Got a hair cut yesterday, first one in months and months and months, which is why that hat makes so many frequent appearances here on the blog. I'm not even sure if the last haircut I got technically even "counts," as I paid $6 for it at a beauty school. The conversation I had with the stylist got me thinking about some things.
She asked me a lot of questions about our adoption, which she knew about through a mutual friend. I didn't mean to go on about it, but I find it difficult to talk about our trip to Ethiopia without mentioning the overwhelming need there right now. I saw her bristle a little when the subject came up, and I mentioned something about the topic being depressing and not meaning to make her uncomfortable.
She explained that she's a "bleeding heart," that she pretty much avoids any news about suffering in the world because she's afraid she'll simply come unglued. She said, "I don't even have a clue about what's going on in that Durfur (sic) place."

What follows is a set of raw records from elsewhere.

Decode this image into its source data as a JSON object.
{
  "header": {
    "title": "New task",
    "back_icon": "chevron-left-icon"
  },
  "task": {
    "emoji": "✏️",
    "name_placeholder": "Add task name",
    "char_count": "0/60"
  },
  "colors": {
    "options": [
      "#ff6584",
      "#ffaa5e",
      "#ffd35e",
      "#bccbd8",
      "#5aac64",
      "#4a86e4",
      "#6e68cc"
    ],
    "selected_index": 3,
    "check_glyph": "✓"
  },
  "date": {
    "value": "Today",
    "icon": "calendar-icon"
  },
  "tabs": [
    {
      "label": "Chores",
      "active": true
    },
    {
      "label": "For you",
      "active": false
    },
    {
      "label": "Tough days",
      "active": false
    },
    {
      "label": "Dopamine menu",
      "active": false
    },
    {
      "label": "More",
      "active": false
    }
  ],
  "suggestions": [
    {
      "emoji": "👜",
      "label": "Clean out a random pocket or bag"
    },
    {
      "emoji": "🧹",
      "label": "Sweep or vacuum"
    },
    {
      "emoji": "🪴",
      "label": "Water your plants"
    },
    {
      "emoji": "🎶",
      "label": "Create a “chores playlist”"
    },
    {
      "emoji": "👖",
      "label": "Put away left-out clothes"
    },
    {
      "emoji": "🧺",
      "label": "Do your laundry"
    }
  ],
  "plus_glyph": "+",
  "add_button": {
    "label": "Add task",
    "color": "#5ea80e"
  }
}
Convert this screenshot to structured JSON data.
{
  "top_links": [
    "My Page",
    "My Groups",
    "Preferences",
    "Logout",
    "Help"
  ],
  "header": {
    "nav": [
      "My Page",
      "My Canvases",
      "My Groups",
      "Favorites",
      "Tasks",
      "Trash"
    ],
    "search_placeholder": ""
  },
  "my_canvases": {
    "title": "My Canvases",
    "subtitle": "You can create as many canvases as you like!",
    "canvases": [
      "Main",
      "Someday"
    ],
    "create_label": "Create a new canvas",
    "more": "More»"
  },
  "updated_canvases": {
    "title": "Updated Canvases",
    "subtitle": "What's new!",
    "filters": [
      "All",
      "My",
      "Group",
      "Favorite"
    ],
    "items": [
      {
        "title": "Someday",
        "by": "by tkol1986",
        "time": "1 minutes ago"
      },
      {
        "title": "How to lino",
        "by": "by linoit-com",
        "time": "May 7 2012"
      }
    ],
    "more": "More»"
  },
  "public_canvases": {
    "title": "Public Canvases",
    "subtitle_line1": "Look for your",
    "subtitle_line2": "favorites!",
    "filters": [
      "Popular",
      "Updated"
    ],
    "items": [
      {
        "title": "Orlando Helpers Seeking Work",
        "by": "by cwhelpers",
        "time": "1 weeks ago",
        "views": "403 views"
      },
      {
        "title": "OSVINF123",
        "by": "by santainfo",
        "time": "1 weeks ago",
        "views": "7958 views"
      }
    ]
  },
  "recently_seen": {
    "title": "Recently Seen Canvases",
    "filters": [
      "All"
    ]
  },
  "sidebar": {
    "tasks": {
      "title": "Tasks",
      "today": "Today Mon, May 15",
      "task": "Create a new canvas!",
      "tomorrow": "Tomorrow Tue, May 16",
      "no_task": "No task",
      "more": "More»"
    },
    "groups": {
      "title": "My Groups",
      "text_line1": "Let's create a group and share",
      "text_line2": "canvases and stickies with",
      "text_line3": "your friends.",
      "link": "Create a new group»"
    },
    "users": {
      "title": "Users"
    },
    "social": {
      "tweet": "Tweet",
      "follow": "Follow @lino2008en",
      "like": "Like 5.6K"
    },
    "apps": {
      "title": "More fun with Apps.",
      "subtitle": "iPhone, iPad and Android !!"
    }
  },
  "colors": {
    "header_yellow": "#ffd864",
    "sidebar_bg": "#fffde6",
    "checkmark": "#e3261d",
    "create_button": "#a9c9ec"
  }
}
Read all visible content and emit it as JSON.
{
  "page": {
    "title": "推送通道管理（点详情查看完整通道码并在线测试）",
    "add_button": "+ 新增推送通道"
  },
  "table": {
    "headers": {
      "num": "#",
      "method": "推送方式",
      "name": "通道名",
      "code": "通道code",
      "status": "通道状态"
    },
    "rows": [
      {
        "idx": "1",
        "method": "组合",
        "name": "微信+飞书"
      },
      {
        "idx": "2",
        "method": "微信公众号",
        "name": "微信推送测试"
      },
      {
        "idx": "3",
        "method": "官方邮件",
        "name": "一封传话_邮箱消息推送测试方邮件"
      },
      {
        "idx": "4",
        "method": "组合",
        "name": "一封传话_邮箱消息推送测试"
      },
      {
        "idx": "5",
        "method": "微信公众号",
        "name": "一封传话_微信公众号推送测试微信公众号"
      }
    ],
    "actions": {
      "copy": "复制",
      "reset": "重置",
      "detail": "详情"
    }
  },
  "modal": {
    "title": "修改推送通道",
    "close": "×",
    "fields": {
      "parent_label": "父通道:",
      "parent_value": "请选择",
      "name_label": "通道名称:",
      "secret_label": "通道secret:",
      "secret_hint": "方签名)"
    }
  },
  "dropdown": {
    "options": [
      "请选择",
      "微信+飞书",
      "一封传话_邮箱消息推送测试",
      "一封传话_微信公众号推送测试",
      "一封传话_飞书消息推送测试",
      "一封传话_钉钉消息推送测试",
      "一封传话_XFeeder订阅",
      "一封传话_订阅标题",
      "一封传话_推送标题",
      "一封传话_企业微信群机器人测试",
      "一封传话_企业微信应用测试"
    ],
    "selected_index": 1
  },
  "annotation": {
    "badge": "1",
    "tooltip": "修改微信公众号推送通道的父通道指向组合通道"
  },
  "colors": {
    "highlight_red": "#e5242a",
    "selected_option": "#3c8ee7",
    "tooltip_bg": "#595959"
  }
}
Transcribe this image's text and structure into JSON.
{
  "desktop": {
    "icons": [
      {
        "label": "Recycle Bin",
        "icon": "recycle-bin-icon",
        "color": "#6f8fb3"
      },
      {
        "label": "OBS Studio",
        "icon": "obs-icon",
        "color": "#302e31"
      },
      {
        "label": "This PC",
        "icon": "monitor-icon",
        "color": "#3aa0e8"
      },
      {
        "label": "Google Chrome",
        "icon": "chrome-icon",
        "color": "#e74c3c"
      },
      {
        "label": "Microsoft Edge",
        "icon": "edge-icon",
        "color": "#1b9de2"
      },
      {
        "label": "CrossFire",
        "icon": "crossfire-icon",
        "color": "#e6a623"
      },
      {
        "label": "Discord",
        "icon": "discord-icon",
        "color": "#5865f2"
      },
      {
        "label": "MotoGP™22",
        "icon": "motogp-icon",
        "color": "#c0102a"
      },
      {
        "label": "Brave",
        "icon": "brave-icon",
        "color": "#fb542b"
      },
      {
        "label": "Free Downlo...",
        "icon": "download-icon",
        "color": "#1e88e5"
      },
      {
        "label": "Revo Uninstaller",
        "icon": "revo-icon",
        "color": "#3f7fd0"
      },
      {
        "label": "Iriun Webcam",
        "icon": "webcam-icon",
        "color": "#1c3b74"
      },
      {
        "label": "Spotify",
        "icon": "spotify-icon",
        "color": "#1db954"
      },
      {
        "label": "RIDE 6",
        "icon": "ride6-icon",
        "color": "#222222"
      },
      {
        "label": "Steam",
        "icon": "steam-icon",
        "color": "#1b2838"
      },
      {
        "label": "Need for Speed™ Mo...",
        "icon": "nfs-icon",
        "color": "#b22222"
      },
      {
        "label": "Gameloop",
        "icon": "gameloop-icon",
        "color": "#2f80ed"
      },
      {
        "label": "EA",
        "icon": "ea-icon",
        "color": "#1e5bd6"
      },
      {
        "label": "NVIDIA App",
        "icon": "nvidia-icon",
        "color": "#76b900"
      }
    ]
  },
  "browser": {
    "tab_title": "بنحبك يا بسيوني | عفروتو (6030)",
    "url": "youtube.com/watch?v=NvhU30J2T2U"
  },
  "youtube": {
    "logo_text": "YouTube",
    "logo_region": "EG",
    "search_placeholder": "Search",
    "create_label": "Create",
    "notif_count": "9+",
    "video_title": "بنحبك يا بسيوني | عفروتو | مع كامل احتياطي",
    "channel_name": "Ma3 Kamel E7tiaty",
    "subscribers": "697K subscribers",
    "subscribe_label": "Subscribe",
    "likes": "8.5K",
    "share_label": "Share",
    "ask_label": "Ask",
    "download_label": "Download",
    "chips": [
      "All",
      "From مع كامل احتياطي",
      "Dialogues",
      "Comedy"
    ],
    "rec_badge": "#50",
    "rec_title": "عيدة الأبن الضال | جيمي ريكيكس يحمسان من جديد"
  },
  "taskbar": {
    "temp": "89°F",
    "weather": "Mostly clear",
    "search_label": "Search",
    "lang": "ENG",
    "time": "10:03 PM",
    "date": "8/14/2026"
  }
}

I'm not judging her. I can remember distinct times when I was in grad school and extremely busy with a job and 3 consecutive 12-hour semesters where I'd turn on the TV late at night, hoping for a half hour of Seinfeld or something and actually end up feeling irritated by the sight of gaunt-faced children in need of food, being held by someone like James Robison or Sally Struthers. It's not that I didn't care--it's that the situation felt overwhelming, and with the demands on my time during that part of my life, I didn't want to be faced with reality when I turned on the TV. I wanted Jerry and Elaine, Cosmo and George.
I'd quickly change the channel to bury my head in the sand. I didn't think I could take it. I'm not proud of these feelings I had.
So I'm really not judging the lady who cut my hair yesterday. I understand her impulse to choose oblivion. I've done it. It's just that something changes when you have seen those faces first-hand. They are no longer faces behind a TV screen. I've seen those faces before, talked with them, and played with those children. I think about them all nonstop now. I do feel overwhelmed by the poverty, the hunger, the need.
And here's what I come back to, over and over: During our time in Addis Ababa, we had a conversation with Belay (Gladney's in-country Superman) about this topic. He's a very quotable guy and told us something about how even Bill Gates couldn't afford to buy the whole world a steak dinner. And even if he could, the hungry would still be hungry the next day. He then explained that the need is overwhelming and that one person can't change it all. But what one person can do is take action where they feel their heart being pulled.
That's what I try to remember when the burden starts feeling really heavy. I don't want to bury my head in the sand. I don't want to choose oblivion. Like in the story of the Good Samaritan, I don't want to be the person who walks on by doing nothing.
So even if it feels that the money we give or the time we spend pulling our heads up out of the sand are not enough, rest assured that it'll never be enough. But it's something. It's something to the person our actions affect, and that's what matters. That and the reality that by letting ourselves be affected, our hearts remain flesh and not stone.